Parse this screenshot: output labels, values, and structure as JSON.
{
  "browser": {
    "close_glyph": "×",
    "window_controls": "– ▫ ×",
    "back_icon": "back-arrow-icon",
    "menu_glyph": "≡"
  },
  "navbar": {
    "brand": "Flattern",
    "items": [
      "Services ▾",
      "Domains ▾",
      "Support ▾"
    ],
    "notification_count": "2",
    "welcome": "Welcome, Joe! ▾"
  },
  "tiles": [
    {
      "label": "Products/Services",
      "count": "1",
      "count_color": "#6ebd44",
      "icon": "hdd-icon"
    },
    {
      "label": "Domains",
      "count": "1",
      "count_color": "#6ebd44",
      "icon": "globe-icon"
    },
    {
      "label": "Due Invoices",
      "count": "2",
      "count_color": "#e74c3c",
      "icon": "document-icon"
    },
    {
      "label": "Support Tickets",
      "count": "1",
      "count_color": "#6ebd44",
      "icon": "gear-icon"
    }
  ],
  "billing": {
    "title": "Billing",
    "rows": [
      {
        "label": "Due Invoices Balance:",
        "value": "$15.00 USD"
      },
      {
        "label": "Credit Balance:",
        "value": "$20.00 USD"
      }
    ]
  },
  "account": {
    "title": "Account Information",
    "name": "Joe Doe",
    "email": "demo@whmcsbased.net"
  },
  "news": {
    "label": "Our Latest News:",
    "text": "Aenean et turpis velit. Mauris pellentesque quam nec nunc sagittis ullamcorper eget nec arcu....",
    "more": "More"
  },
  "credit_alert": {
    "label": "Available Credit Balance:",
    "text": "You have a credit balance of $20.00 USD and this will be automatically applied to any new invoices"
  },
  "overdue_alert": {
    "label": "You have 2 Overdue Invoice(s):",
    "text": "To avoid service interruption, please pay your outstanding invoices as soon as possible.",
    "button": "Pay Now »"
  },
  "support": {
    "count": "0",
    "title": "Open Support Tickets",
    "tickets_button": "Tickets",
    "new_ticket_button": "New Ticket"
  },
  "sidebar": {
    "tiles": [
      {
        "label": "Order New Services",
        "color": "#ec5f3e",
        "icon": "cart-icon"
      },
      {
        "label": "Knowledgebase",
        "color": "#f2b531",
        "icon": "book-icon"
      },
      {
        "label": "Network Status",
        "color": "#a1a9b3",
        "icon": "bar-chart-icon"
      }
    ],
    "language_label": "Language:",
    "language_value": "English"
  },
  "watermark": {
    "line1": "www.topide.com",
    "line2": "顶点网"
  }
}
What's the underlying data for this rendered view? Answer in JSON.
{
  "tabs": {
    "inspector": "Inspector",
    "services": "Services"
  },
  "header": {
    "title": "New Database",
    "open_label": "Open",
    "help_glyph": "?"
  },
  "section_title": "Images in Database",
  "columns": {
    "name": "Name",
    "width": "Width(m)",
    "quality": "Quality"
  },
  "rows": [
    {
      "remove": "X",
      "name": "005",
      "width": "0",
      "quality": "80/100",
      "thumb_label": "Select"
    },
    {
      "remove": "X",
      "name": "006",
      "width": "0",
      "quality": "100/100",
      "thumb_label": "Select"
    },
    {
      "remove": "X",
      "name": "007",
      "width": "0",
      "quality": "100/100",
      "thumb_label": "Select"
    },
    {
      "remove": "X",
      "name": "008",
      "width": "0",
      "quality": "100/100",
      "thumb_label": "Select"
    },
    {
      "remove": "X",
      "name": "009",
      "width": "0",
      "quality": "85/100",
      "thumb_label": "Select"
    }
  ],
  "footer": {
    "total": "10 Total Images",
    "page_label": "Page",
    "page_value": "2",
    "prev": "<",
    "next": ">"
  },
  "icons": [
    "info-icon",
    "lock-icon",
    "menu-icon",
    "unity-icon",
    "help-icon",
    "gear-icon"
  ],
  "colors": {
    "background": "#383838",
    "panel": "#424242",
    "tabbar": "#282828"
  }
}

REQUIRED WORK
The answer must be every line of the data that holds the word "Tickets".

PROBLEM SOLUTION
      "label": "Support Tickets",
    "title": "Open Support Tickets",
    "tickets_button": "Tickets",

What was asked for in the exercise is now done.